* _Element data from apps and pages_:
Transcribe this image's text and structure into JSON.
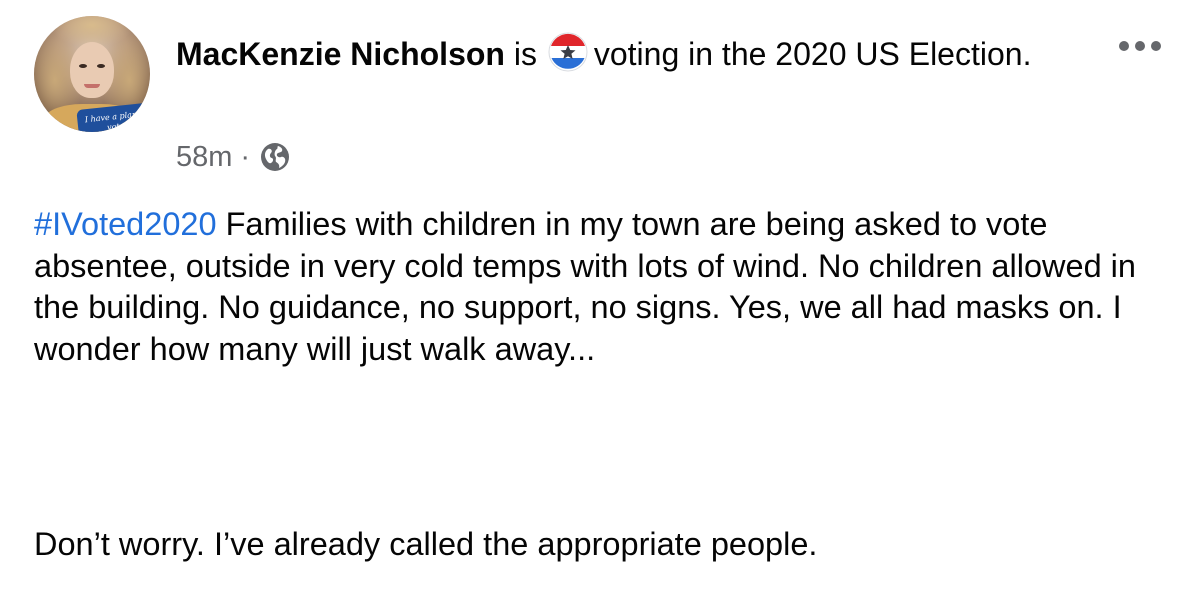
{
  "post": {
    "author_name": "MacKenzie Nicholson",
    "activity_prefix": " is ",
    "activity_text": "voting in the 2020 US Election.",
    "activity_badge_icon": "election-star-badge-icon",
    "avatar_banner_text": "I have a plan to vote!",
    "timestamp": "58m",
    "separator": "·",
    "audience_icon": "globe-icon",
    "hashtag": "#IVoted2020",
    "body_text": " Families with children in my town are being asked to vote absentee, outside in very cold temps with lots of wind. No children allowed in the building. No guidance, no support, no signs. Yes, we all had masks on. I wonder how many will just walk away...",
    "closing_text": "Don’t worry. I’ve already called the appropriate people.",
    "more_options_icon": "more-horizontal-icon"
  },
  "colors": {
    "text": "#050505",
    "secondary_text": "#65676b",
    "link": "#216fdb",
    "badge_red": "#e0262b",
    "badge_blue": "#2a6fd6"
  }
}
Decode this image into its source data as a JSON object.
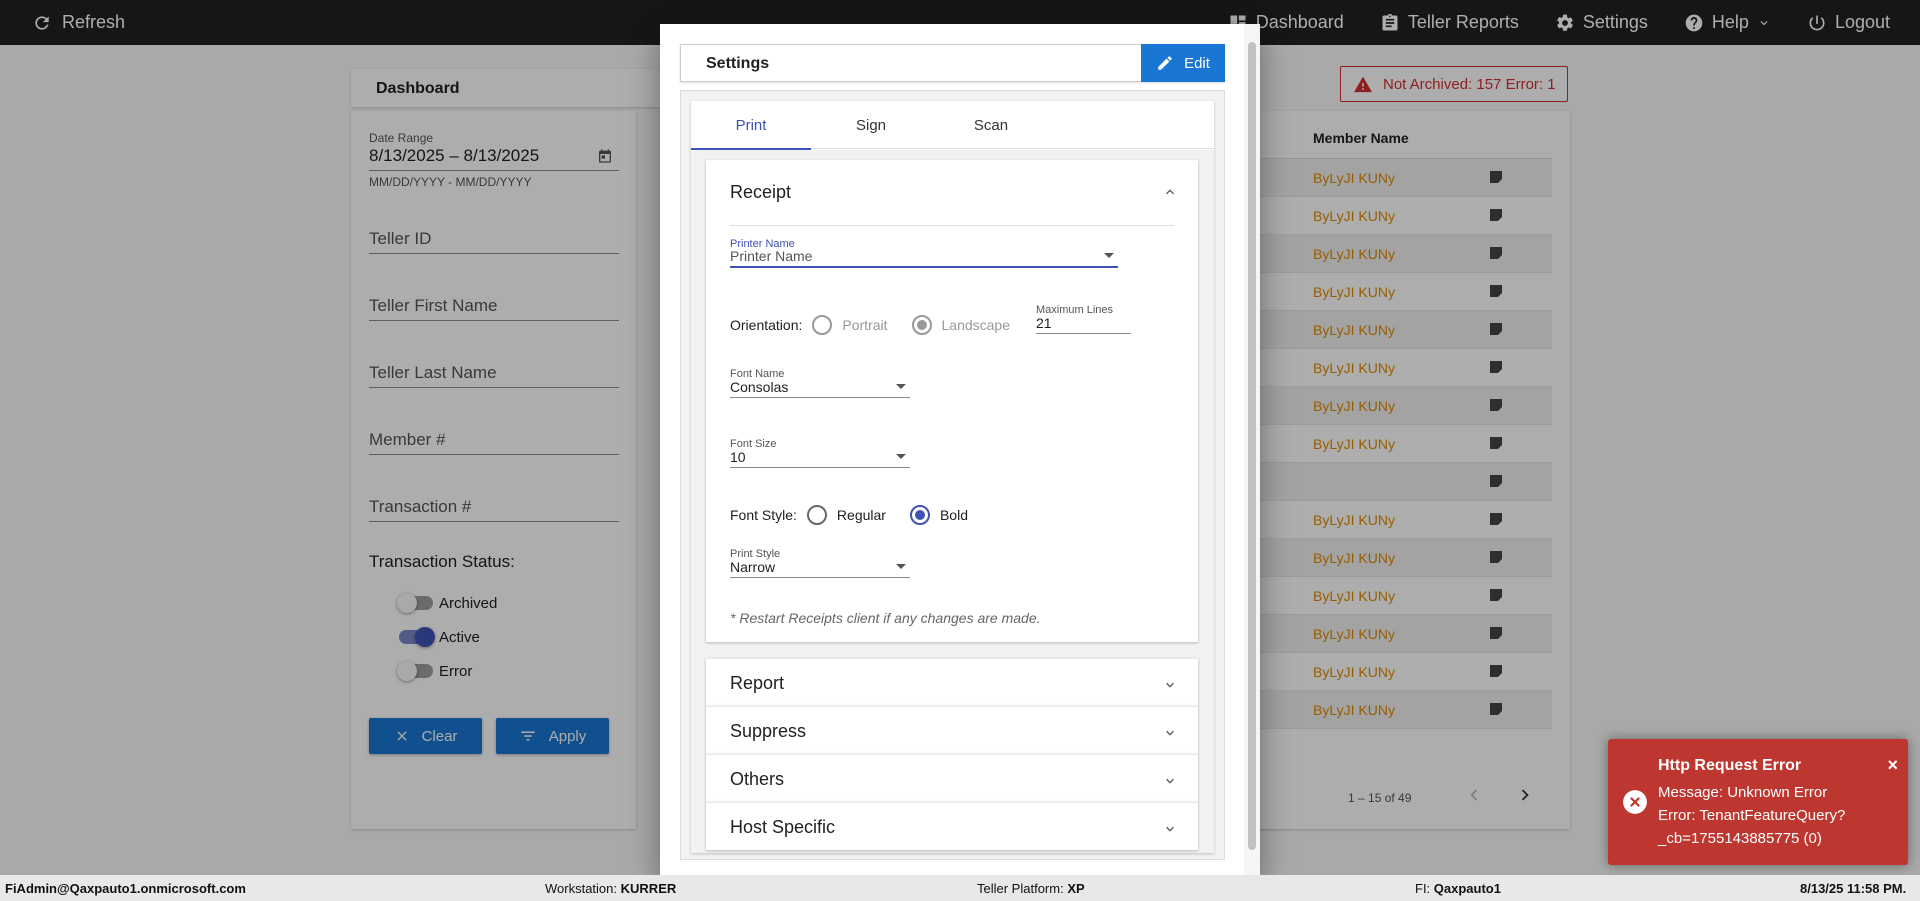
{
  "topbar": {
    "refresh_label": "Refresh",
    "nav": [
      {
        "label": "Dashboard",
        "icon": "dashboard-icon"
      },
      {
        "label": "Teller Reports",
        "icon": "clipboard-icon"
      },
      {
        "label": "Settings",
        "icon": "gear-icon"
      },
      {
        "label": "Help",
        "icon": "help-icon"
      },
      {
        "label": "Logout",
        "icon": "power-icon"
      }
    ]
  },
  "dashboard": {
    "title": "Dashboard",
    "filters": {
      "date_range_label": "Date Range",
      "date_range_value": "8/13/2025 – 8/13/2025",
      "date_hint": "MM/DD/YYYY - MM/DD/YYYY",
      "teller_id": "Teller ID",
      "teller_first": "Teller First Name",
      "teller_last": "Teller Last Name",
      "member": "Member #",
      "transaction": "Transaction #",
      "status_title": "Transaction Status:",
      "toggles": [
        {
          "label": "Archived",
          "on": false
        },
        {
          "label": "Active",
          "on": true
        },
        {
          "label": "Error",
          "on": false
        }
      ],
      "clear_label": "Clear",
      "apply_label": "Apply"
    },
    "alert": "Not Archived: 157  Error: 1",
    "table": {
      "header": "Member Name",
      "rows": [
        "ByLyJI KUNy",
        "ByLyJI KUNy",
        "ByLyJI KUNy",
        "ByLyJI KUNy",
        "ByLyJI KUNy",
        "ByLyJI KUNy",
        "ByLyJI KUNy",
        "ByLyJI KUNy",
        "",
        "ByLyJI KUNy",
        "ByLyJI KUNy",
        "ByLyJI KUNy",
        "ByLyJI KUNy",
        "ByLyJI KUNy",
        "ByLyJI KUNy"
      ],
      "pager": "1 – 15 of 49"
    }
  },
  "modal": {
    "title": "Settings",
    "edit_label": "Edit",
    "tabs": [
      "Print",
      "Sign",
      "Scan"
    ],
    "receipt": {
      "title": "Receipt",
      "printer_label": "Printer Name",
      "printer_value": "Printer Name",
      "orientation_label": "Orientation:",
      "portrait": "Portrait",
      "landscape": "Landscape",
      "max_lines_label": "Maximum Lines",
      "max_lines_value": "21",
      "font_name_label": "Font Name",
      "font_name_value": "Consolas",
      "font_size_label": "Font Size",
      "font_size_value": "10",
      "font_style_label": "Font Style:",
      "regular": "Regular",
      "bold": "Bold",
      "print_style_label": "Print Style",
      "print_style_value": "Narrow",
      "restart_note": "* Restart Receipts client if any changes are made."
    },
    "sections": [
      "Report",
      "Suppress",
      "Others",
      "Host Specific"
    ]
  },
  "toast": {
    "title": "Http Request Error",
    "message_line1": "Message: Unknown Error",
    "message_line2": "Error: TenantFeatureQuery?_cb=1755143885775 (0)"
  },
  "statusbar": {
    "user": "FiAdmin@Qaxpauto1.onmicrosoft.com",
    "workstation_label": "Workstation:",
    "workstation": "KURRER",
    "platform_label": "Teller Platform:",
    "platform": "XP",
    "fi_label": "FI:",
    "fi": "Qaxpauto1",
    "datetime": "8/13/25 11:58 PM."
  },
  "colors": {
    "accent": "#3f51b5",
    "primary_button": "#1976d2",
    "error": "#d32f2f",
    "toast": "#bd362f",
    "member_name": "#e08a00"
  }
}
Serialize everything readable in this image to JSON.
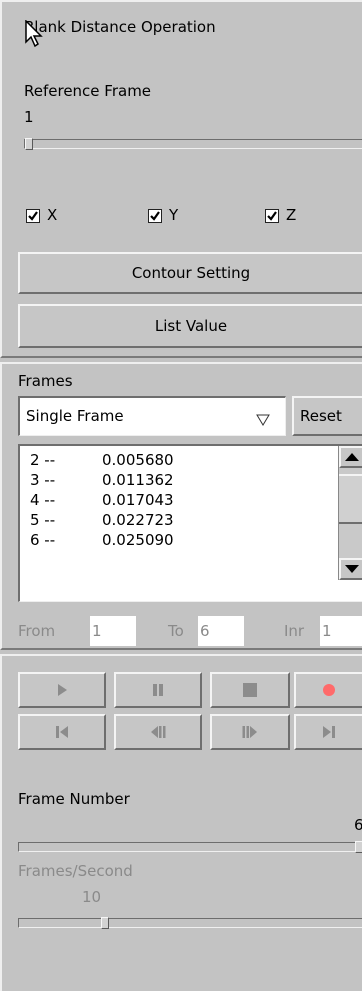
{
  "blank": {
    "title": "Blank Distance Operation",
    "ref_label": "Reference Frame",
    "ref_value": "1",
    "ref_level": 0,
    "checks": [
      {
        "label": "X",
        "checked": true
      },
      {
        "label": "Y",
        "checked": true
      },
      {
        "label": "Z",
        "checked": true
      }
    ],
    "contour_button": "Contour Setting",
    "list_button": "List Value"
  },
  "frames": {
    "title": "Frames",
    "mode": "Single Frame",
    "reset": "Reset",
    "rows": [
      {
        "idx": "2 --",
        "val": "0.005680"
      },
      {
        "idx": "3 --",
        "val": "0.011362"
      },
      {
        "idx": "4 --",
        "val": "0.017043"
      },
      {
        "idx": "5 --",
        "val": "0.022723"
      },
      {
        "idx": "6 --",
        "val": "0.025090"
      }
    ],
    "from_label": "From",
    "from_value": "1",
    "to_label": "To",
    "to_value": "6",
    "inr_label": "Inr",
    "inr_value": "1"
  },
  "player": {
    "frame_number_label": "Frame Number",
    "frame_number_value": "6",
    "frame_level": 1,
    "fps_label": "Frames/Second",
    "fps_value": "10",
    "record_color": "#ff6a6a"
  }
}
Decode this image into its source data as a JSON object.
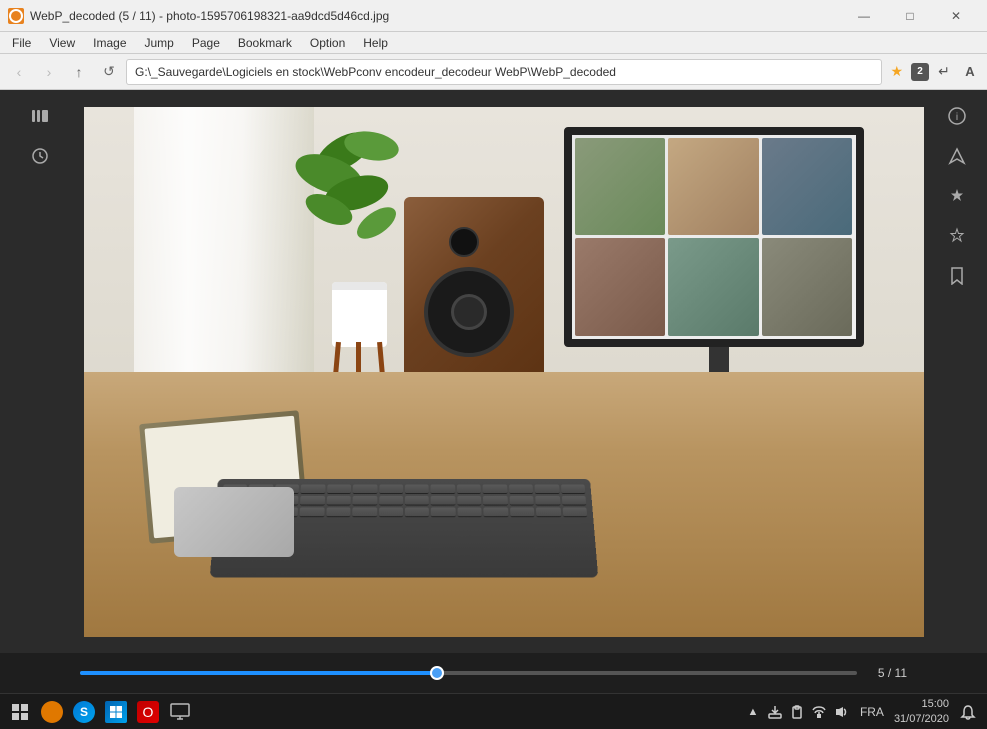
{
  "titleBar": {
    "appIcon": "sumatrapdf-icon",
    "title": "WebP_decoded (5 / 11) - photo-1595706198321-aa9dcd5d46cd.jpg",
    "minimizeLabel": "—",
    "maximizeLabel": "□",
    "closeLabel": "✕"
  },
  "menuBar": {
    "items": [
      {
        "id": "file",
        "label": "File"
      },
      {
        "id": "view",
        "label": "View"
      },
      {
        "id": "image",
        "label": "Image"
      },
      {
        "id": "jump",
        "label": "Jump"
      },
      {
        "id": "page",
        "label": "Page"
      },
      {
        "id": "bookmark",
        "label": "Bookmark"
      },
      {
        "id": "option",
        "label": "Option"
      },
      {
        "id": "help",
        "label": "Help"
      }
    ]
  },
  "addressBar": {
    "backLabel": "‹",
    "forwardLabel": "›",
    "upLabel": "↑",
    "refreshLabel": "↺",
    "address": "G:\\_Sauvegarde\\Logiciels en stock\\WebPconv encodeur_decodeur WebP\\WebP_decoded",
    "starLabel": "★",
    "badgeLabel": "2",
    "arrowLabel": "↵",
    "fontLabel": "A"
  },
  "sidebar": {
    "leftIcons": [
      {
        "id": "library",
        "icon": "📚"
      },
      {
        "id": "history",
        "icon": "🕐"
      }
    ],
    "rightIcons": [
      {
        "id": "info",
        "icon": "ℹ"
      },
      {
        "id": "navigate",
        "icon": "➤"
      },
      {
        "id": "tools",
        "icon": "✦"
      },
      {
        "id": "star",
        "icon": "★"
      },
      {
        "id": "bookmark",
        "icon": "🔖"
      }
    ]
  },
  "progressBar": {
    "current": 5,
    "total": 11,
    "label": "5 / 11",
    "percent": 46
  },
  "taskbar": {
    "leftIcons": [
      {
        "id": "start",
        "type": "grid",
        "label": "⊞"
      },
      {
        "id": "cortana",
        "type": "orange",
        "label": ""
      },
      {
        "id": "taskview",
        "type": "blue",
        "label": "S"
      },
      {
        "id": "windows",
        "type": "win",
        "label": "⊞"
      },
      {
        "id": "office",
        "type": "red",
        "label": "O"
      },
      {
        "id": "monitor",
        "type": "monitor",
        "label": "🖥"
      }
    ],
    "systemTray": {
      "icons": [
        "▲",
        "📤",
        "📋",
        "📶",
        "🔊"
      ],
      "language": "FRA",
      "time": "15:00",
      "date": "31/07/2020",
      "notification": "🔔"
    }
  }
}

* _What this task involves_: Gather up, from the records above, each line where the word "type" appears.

* _Your response_:
        "type": "grid",
        "type": "orange",
        "type": "blue",
        "type": "win",
        "type": "red",
        "type": "monitor",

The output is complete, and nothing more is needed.